» Work instruction: Your answer should be every line from the records that contains "EnhancedElForm".

━━━ Records supplied

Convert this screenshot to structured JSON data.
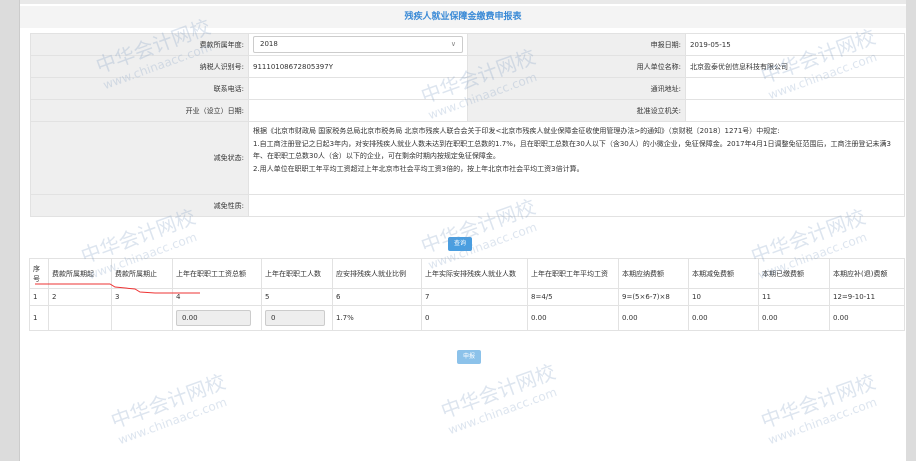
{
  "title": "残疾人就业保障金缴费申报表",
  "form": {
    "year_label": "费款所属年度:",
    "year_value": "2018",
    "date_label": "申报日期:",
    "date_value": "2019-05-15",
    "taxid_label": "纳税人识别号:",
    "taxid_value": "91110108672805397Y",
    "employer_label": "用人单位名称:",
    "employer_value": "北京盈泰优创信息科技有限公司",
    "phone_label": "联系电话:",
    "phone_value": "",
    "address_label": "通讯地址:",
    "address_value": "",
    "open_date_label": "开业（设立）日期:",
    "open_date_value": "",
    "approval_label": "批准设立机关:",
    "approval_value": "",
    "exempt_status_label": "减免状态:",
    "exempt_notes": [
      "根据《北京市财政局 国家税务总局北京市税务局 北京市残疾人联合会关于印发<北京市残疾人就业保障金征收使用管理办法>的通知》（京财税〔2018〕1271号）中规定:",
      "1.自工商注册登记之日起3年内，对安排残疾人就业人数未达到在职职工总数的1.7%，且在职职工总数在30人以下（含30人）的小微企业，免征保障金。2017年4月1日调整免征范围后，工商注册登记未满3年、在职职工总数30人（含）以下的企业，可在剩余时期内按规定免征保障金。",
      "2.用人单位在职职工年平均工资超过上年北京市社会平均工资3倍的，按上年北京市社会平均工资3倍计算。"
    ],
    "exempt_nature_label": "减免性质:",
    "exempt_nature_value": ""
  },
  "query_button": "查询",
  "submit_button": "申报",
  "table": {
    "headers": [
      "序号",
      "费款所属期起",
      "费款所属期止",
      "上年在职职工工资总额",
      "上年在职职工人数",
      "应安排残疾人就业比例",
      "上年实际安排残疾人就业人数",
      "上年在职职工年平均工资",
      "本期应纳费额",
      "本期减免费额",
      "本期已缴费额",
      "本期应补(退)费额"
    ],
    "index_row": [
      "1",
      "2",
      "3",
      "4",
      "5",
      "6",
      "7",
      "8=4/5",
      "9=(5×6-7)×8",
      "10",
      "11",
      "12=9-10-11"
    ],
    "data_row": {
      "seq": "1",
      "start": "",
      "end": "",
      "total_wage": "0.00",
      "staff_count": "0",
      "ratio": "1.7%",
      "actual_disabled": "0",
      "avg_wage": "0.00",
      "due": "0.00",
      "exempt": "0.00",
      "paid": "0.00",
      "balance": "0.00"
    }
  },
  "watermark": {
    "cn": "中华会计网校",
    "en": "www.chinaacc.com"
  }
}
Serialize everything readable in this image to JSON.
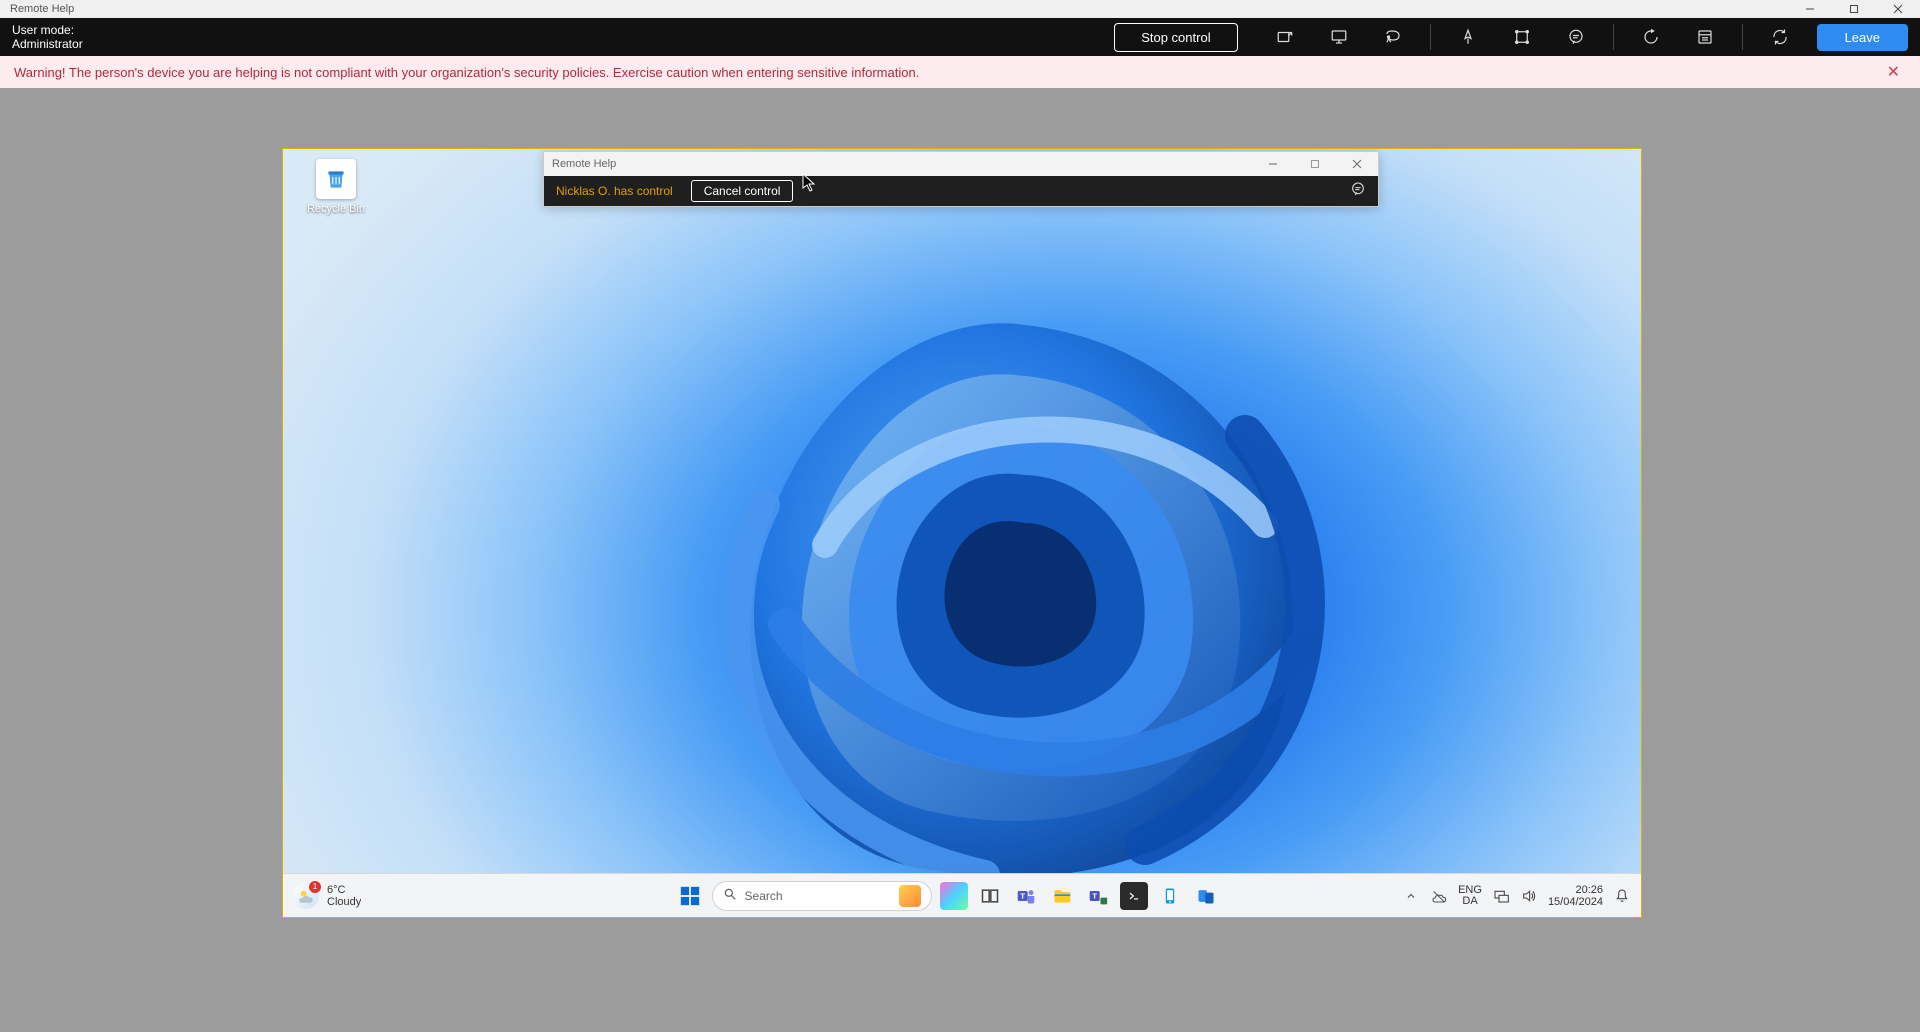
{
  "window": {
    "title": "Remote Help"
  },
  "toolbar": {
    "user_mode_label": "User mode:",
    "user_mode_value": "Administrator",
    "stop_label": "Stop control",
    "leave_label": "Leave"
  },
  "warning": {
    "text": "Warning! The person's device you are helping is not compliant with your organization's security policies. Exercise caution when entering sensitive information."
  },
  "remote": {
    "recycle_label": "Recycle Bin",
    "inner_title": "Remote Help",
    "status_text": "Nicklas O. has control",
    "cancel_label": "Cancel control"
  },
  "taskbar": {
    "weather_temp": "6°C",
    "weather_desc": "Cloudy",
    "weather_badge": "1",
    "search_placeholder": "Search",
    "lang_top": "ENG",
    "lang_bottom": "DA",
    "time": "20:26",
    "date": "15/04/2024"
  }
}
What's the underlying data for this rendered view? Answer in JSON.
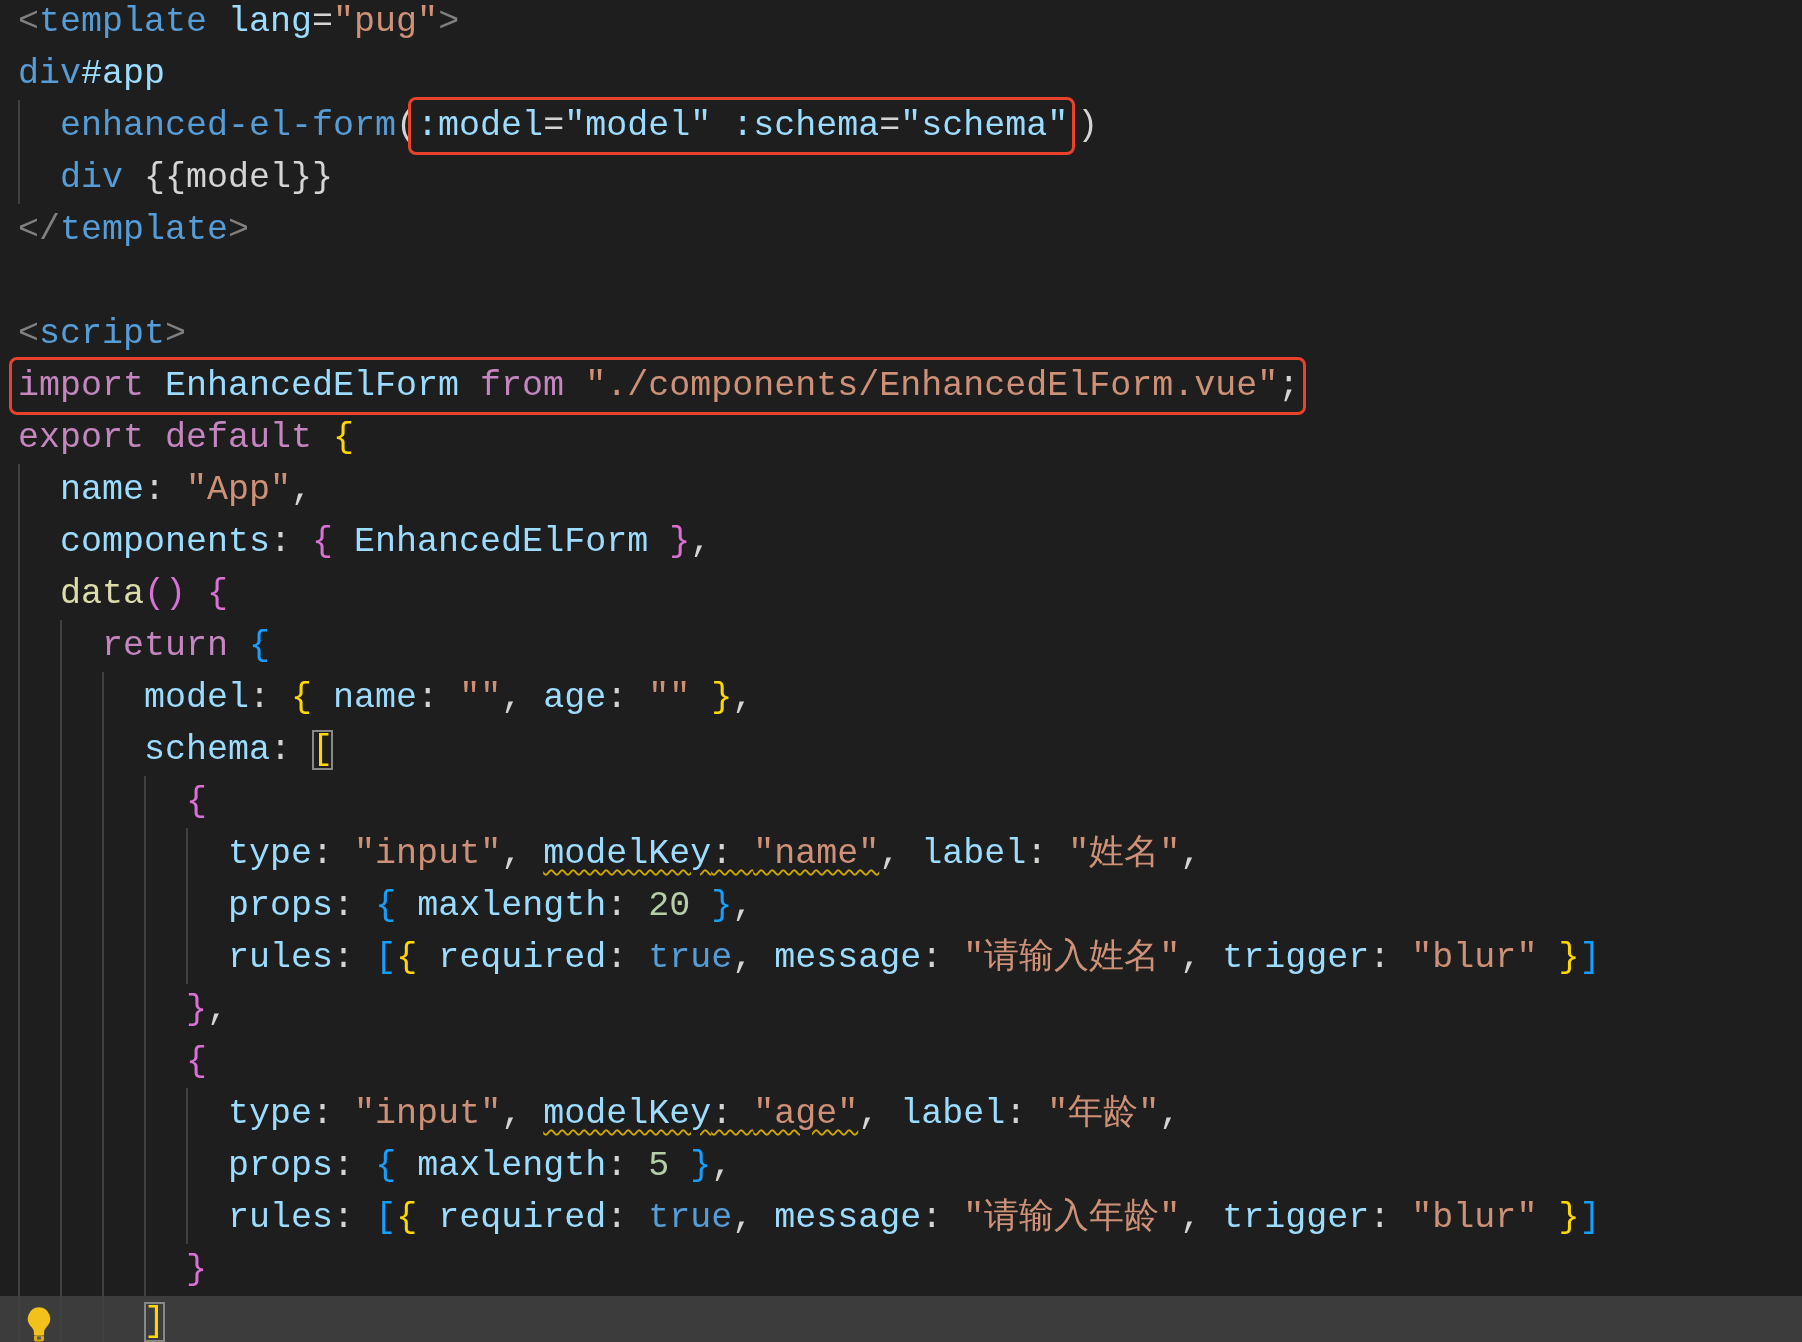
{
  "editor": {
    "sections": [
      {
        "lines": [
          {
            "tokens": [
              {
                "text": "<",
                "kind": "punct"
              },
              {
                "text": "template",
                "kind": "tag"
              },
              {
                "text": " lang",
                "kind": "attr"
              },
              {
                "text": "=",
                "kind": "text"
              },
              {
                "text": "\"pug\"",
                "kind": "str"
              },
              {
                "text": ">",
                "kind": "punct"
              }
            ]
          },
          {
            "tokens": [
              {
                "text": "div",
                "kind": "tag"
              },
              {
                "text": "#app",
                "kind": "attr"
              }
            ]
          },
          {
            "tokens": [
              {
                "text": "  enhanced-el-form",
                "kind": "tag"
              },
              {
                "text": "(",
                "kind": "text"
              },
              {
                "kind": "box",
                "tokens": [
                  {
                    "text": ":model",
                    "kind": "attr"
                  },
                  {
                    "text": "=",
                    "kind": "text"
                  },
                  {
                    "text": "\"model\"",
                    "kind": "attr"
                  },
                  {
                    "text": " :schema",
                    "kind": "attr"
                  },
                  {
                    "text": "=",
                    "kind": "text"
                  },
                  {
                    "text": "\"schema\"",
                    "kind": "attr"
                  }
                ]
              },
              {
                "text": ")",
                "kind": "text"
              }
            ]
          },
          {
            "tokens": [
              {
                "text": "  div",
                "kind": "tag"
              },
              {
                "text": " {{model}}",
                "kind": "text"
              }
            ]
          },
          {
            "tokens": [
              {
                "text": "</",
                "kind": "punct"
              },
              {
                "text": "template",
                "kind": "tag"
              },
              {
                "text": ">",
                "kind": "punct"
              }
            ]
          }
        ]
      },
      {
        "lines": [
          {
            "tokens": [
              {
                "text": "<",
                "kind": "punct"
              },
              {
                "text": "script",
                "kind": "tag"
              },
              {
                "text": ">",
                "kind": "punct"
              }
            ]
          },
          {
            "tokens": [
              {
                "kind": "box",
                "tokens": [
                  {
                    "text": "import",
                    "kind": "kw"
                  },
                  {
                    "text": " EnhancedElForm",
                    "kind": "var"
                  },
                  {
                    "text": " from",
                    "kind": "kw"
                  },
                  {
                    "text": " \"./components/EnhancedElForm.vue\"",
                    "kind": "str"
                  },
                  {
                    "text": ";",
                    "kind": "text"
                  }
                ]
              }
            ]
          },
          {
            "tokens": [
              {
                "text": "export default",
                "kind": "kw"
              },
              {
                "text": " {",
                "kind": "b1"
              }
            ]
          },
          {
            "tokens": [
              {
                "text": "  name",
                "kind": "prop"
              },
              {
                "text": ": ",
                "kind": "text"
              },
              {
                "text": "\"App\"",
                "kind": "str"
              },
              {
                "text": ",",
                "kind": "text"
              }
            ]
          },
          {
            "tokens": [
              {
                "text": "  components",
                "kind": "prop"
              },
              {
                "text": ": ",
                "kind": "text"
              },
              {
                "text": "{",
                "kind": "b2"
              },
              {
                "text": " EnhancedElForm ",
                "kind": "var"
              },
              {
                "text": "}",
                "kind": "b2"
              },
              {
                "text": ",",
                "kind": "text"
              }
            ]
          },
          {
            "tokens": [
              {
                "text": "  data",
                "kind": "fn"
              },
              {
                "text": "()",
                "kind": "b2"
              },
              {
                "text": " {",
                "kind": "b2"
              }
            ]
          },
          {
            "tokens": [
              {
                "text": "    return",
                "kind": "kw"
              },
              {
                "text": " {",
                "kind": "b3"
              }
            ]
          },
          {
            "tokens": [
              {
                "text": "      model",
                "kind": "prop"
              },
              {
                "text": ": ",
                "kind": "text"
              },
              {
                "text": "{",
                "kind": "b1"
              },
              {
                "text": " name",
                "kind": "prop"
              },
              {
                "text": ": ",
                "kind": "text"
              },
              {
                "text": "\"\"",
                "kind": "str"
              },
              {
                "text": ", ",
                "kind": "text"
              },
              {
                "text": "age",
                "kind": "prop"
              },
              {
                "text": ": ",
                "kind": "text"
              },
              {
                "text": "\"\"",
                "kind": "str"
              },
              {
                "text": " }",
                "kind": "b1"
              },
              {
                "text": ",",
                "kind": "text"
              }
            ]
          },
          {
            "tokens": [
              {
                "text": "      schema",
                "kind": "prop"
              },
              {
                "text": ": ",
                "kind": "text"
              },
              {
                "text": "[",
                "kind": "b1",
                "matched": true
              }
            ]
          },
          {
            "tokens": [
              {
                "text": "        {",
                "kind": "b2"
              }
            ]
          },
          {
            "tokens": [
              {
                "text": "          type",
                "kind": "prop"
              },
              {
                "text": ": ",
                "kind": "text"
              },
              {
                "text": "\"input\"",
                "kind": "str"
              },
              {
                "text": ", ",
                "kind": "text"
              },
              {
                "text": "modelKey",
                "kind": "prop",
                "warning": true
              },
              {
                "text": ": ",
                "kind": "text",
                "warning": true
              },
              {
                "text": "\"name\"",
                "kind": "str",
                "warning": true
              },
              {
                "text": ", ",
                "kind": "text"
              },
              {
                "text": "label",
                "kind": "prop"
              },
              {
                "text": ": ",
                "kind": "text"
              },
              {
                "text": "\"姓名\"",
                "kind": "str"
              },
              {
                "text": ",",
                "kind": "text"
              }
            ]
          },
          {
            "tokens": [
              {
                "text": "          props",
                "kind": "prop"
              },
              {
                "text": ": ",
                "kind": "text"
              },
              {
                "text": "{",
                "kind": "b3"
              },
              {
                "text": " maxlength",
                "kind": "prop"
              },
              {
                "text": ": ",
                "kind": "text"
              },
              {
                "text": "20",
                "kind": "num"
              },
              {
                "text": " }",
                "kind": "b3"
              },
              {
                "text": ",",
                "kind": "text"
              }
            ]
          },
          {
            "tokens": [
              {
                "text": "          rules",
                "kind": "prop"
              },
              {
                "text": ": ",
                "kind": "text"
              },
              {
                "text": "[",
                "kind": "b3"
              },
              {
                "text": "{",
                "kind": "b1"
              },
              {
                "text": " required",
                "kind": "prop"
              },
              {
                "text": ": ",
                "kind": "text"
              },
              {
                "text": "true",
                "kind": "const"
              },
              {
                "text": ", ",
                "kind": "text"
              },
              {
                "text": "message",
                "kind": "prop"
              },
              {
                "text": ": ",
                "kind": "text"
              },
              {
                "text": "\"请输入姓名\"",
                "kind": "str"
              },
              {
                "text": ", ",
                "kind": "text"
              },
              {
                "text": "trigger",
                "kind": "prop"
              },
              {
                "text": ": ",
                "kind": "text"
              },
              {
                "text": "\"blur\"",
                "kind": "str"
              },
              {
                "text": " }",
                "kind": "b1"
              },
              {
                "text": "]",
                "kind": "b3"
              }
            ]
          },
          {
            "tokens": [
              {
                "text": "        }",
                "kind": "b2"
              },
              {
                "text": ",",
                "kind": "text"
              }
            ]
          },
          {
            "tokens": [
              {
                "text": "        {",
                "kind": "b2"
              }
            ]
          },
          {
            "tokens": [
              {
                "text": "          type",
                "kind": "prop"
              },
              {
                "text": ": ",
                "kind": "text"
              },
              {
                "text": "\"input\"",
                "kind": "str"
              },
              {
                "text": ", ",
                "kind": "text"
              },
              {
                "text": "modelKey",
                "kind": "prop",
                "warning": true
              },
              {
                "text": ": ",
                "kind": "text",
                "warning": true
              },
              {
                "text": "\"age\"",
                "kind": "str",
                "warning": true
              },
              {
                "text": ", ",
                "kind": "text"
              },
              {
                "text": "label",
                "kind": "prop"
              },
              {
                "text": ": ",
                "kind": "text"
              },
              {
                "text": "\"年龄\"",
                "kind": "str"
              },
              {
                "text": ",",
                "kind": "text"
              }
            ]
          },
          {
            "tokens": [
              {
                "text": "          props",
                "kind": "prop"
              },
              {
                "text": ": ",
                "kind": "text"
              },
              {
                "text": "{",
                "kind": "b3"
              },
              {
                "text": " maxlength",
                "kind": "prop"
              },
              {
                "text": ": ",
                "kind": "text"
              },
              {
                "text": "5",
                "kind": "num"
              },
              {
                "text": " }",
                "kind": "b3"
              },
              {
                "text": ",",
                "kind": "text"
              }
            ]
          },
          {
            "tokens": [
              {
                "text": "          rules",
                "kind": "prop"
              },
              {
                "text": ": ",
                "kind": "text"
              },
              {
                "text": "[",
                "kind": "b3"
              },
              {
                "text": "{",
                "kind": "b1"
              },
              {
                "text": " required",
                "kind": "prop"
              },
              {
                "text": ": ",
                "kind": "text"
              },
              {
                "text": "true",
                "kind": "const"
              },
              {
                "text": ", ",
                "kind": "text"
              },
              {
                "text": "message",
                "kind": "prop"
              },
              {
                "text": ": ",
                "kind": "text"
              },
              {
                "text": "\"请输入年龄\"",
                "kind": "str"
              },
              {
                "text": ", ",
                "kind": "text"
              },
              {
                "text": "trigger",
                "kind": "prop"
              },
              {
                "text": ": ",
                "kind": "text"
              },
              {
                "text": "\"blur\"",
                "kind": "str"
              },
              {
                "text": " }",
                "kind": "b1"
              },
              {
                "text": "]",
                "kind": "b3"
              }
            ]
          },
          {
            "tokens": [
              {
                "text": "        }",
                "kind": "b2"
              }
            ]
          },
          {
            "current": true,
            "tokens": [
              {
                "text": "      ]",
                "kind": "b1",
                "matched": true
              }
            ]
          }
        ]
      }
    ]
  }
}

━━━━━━

» Task response:
                    "text": " EnhancedElForm",
                    "text": " \"./components/EnhancedElForm.vue\"",
                "text": " EnhancedElForm ",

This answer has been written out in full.